Increasingly, the stories people tell me about their work and life choices break the conventional mold:
- A twentysomething entrepreneur starts a business while holding down another job and living on friend’s couch. He’s trading financial insecurity today for work he feels passionate about and a distant promise of a future payoff.
- A fortysomething father of two with a stay-at-home wife walks away from a lucrative legal career without knowing what his next step will be because he can’t tolerate the stress and relentless hours any longer.
- A single mother of three gets laid off and decides to start a not-for-profit instead of finding another job in advertising.
Their unique journeys not only challenge the traditional wisdom about the path we "should" follow with our work and careers, but they also challenge the standard rules about money. And yet, they raise plenty of practical concerns: How is the entrepreneur who spends his 20s scraping by supposed to buy a house and two cars in his 30s? How is the fortysomething father supposed to send all of his children to private, four-year colleges and fully retire at 60 years old? How is the single mother going to afford weddings for each of her three daughters?
Work, life, and money are intertwined intimately, and yet they’re rarely addressed together. As the traditional boundaries that used to define "work" and "life" disappear, the conventional beliefs related to money must also evolve.
This is the message of Laura Vanderkam’s new book, All the Money in the World: What the Happiest People Know About Getting and Spending (Portfolio, 2012). By taking on outdated money beliefs, Vanderkam offers a new approach to finances for a modern, more flexible reality. Some of the changes she advocates include:
Be more mindful about what your money could buy. Make purchases that improve your happiness. For many, that means spending on experiences, not things. Using the example of the money we have traditionally paid for expensive engagement rings and weddings, Vanderkam calculates how many trips, periodic bouquets of flowers, date nights, babysitters, and hours of housecleaning that money could buy over the years. These are services and experiences that, in the long run, could bring more enjoyment to a couple than a big ring and wedding.
The single mother who started the not-for-profit may not be able to pay for a lavish wedding for her daughters, but they will see their mother doing work she loves. This will not only set an example of happiness that will hopefully inspire the professional choices of her daughters, but help them prioritize how they want to spend their money.
Challenge the big house, big yard, two car "American dream." Vanderkam points out that these purchases often come with a longer commute by car, more responsibilities for lawn care, and housekeeping. Studies show that none of these activities increase happiness.
Maybe the twentysomething entrepreneur won’t buy a sprawling house with a big yard and a three-car garage.

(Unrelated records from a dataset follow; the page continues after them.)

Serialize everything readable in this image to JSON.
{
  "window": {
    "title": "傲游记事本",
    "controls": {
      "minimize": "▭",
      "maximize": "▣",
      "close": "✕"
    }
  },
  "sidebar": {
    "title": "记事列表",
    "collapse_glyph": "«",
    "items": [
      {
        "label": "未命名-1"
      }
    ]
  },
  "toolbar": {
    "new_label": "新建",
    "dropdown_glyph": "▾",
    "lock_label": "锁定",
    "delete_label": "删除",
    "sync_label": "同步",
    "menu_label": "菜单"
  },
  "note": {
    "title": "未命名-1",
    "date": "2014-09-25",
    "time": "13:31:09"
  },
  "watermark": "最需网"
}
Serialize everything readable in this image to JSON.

Instead he’ll choose to buy only one car because he bought a smaller house closer to public transportation. But he’ll be free to invest in and grow his business while having money left over for activities and experiences that have greater meaning to him like travel or eating out with friends.
Don’t just scrimp and save. Find ways to increase your earnings. Yes, the increased flexibility in work and careers can be scary and unsettling, but it also provides new, exciting opportunities to make more money. Vanderkam calls it the "1099 mindset." Even if you have a more traditional job, think about work the way freelancers or contract workers—people who get 1099s—do. If you are a teacher, tutor. If you’re interested in a topic, start a blog that you monetize. Be creative.

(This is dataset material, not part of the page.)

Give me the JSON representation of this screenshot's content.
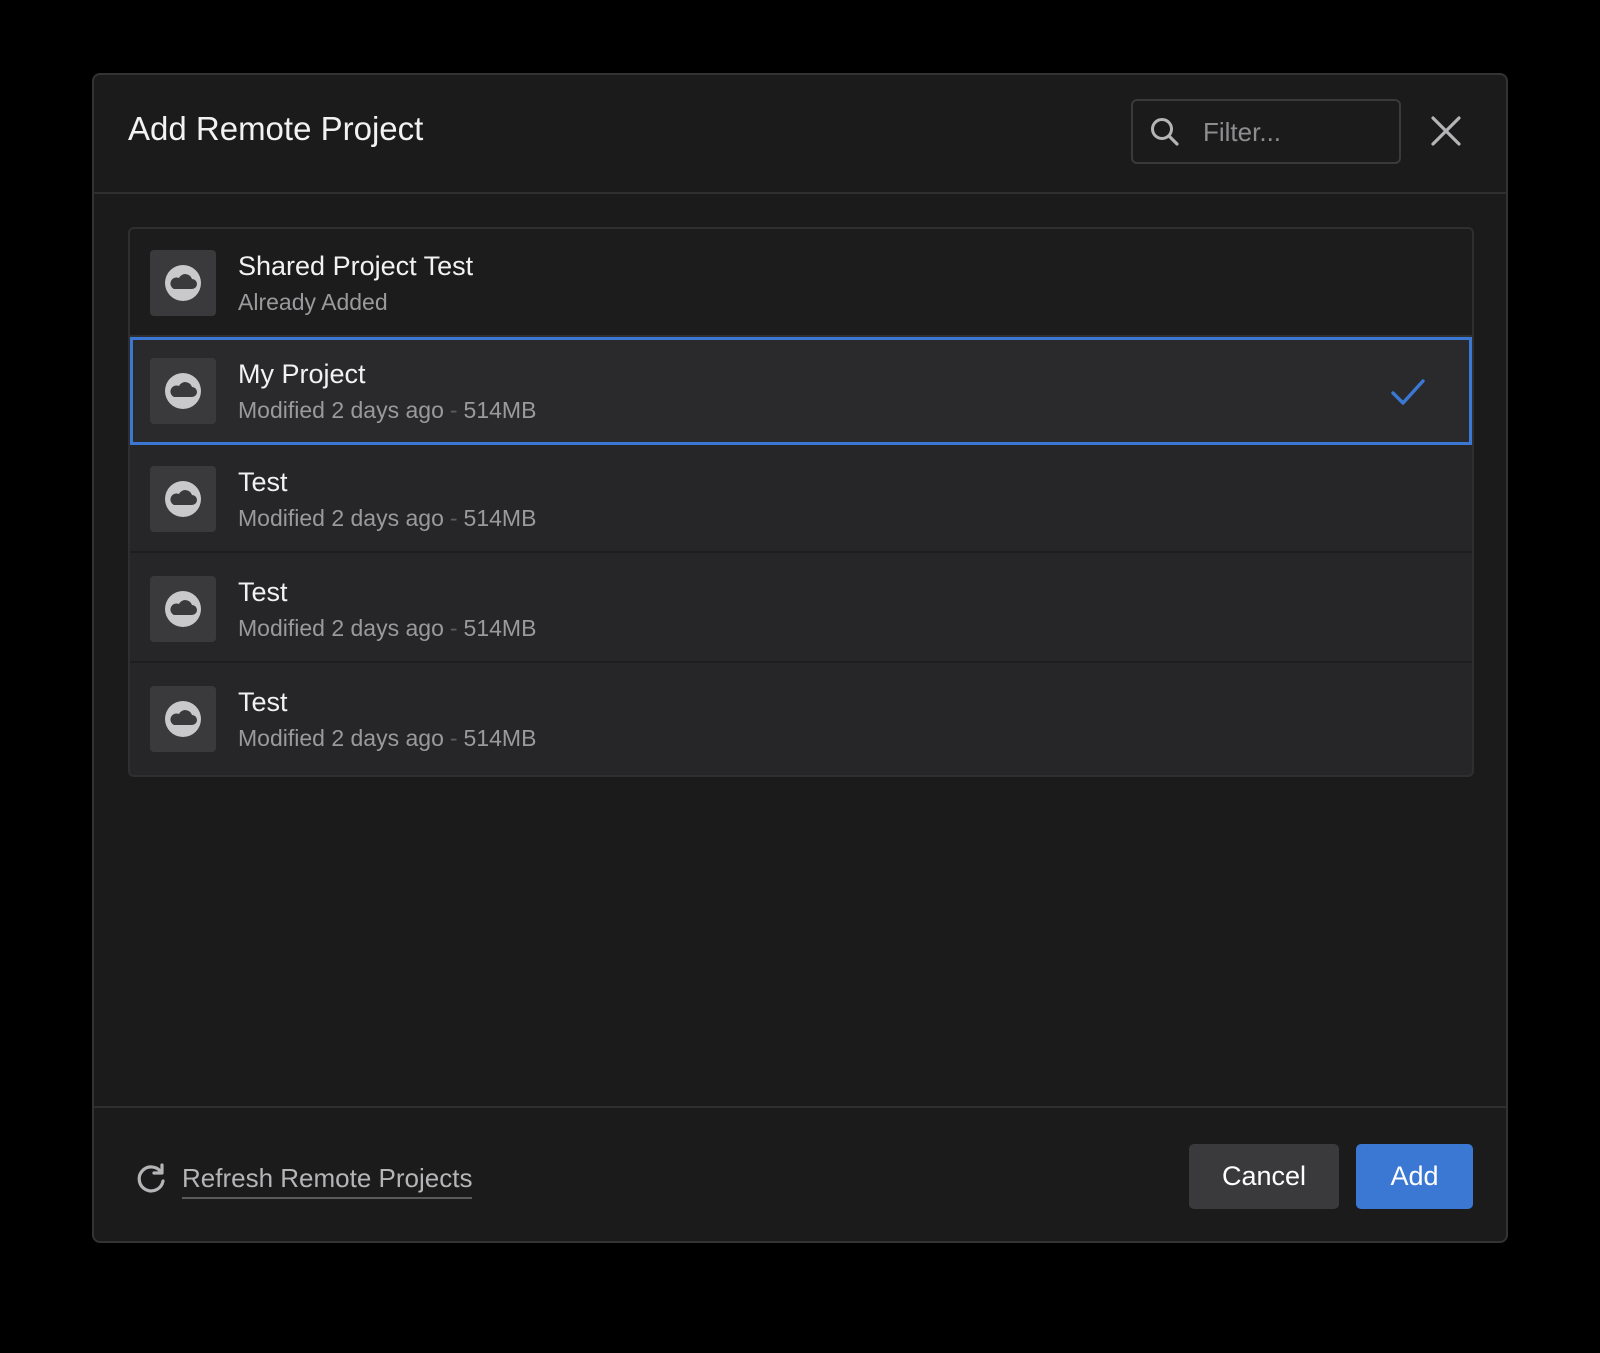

The fortysomething father who walked away from his lucrative legal career was approached by his firm to consult on projects. He’s now thinking of other similar channels that will allow him to make money but give him the flexibility he wants to spend time with his children and enjoy the parts of his life he had no time for previously. Also, his formerly stay-at-home wife is exploring a number of different opportunities to bring in additional income.
Rethink retirement. In other words, don’t expect to ever retire. Instead, embrace a second or "encore" career. This is what the single mother of three is doing with her not-for-profit. She sees herself leading this effort well past traditional retirement age.

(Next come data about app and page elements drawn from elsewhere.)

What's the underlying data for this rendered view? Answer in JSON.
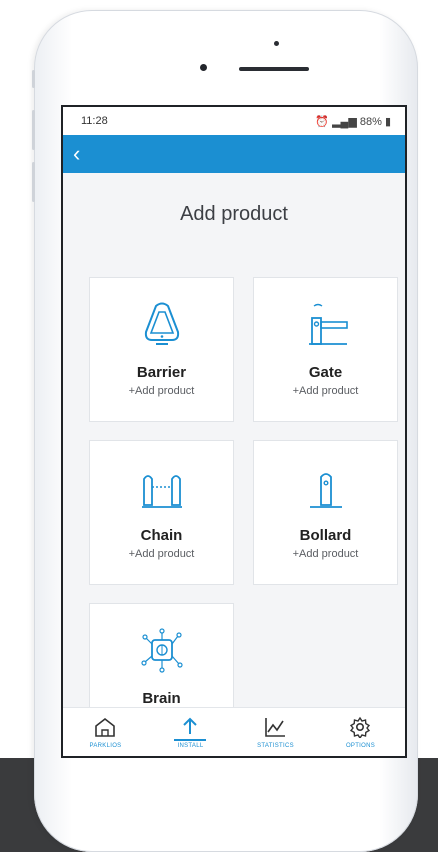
{
  "colors": {
    "accent": "#1b8fd2",
    "icon_stroke": "#1b8fd2",
    "tab_icon": "#333333"
  },
  "status_bar": {
    "time": "11:28",
    "battery": "88%"
  },
  "page": {
    "title": "Add product"
  },
  "products": [
    {
      "name": "Barrier",
      "add_label": "+Add product",
      "icon": "barrier-icon"
    },
    {
      "name": "Gate",
      "add_label": "+Add product",
      "icon": "gate-icon"
    },
    {
      "name": "Chain",
      "add_label": "+Add product",
      "icon": "chain-icon"
    },
    {
      "name": "Bollard",
      "add_label": "+Add product",
      "icon": "bollard-icon"
    },
    {
      "name": "Brain",
      "icon": "brain-chip-icon"
    }
  ],
  "tabs": [
    {
      "label": "PARKLIOS",
      "icon": "home-icon",
      "active": false
    },
    {
      "label": "INSTALL",
      "icon": "upload-icon",
      "active": true
    },
    {
      "label": "STATISTICS",
      "icon": "chart-icon",
      "active": false
    },
    {
      "label": "OPTIONS",
      "icon": "gear-icon",
      "active": false
    }
  ]
}
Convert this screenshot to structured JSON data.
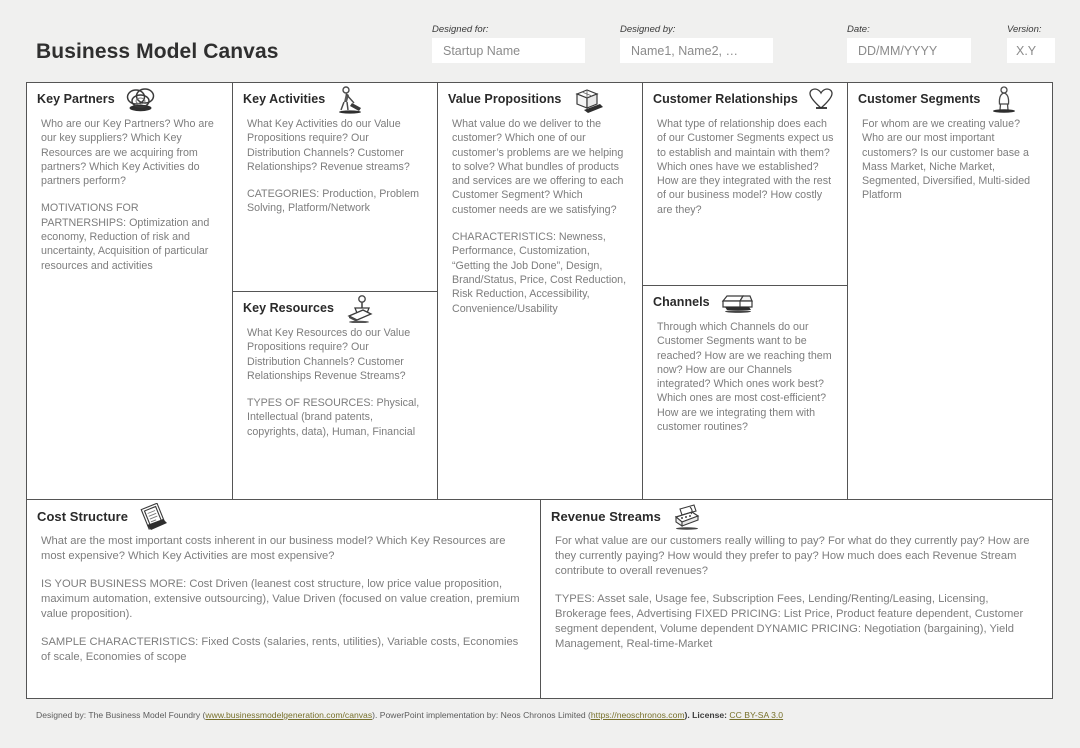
{
  "header": {
    "title": "Business Model Canvas",
    "fields": [
      {
        "label": "Designed for:",
        "value": "Startup Name",
        "name": "designed-for"
      },
      {
        "label": "Designed by:",
        "value": "Name1, Name2, …",
        "name": "designed-by"
      },
      {
        "label": "Date:",
        "value": "DD/MM/YYYY",
        "name": "date"
      },
      {
        "label": "Version:",
        "value": "X.Y",
        "name": "version"
      }
    ]
  },
  "blocks": {
    "key_partners": {
      "title": "Key Partners",
      "icon": "linked-rings-icon",
      "para1": "Who are our Key Partners? Who are our key suppliers? Which Key Resources are we acquiring from partners? Which Key Activities do partners perform?",
      "para2": "MOTIVATIONS FOR PARTNERSHIPS: Optimization and economy, Reduction of risk and uncertainty, Acquisition of particular resources and activities"
    },
    "key_activities": {
      "title": "Key Activities",
      "icon": "worker-sweeping-icon",
      "para1": "What Key Activities do our Value Propositions require? Our Distribution Channels? Customer Relationships? Revenue streams?",
      "para2": "CATEGORIES: Production, Problem Solving, Platform/Network"
    },
    "key_resources": {
      "title": "Key Resources",
      "icon": "stamp-press-icon",
      "para1": "What Key Resources do our Value Propositions require? Our Distribution Channels? Customer Relationships Revenue Streams?",
      "para2": "TYPES OF RESOURCES: Physical, Intellectual (brand patents, copyrights, data), Human, Financial"
    },
    "value_propositions": {
      "title": "Value Propositions",
      "icon": "gift-package-icon",
      "para1": "What value do we deliver to the customer? Which one of our customer’s problems are we helping to solve? What bundles of products and services are we offering to each Customer Segment? Which customer needs are we satisfying?",
      "para2": "CHARACTERISTICS: Newness, Performance, Customization, “Getting the Job Done”, Design, Brand/Status, Price, Cost Reduction, Risk Reduction, Accessibility, Convenience/Usability"
    },
    "customer_relationships": {
      "title": "Customer Relationships",
      "icon": "heart-icon",
      "para1": "What type of relationship does each of our Customer Segments expect us to establish and maintain with them? Which ones have we established? How are they integrated with the rest of our business model? How costly are they?"
    },
    "channels": {
      "title": "Channels",
      "icon": "truck-icon",
      "para1": "Through which Channels do our Customer Segments want to be reached? How are we reaching them now? How are our Channels integrated? Which ones work best? Which ones are most cost-efficient? How are we integrating them with customer routines?"
    },
    "customer_segments": {
      "title": "Customer Segments",
      "icon": "person-standing-icon",
      "para1": "For whom are we creating value? Who are our most important customers? Is our customer base a Mass Market, Niche Market, Segmented, Diversified, Multi-sided Platform"
    },
    "cost_structure": {
      "title": "Cost Structure",
      "icon": "invoice-papers-icon",
      "para1": "What are the most important costs inherent in our business model? Which Key Resources are most expensive? Which Key Activities are most expensive?",
      "para2": "IS YOUR BUSINESS MORE: Cost Driven (leanest cost structure, low price value proposition, maximum automation, extensive outsourcing), Value Driven (focused on value creation, premium value proposition).",
      "para3": "SAMPLE CHARACTERISTICS: Fixed Costs (salaries, rents, utilities), Variable costs, Economies of scale, Economies of scope"
    },
    "revenue_streams": {
      "title": "Revenue Streams",
      "icon": "cash-register-icon",
      "para1": "For what value are our customers really willing to pay? For what do they currently pay? How are they currently paying? How would they prefer to pay? How much does each Revenue Stream contribute to overall revenues?",
      "para2": "TYPES: Asset sale, Usage fee, Subscription Fees, Lending/Renting/Leasing, Licensing, Brokerage fees, Advertising\nFIXED PRICING: List Price, Product feature dependent, Customer segment dependent, Volume dependent\nDYNAMIC PRICING: Negotiation (bargaining), Yield Management, Real-time-Market"
    }
  },
  "footer": {
    "prefix": "Designed by: The Business Model Foundry (",
    "link1": "www.businessmodelgeneration.com/canvas",
    "middle": "). PowerPoint implementation by: Neos Chronos Limited (",
    "link2": "https://neoschronos.com",
    "license_label": "). License: ",
    "license": "CC BY-SA 3.0"
  },
  "colors": {
    "page_background": "#f0f0ef",
    "cell_background": "#ffffff",
    "border": "#555555",
    "body_text": "#7d7d7d",
    "title_text": "#2a2a2a",
    "link": "#77702a"
  }
}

Yes, work and life have transformed over the past two decades. With All the Money in the World, Laura Vanderkam is showing us that we have to update and evolve that way we think about money as well. In addition to the book, you can connect with Vanderkam on her blog, on Twitter, and on Facebook.
What do you think? How have you found yourself rethinking the way to approach and manage money as your work and career have become less traditional and more flexible?
Cali Williams Yost is the CEO and Founder of the Flex+Strategy Group / Work+Life Fit, Inc., flexible work and life strategy advisors to clients including BDO USA, LLP, Pearson, Inc., EMC, the U.S. Navy and Novo Nordisk. Yost is the author of "Work+Life: Finding the Fit That’s Right for You" (Riverhead/Penguin Group, 2005). Connect with Cali at the award-winning Work+Life Fit blog and on Twitter @caliyost.
[Image: Flickr user Pink Sherbert Photography]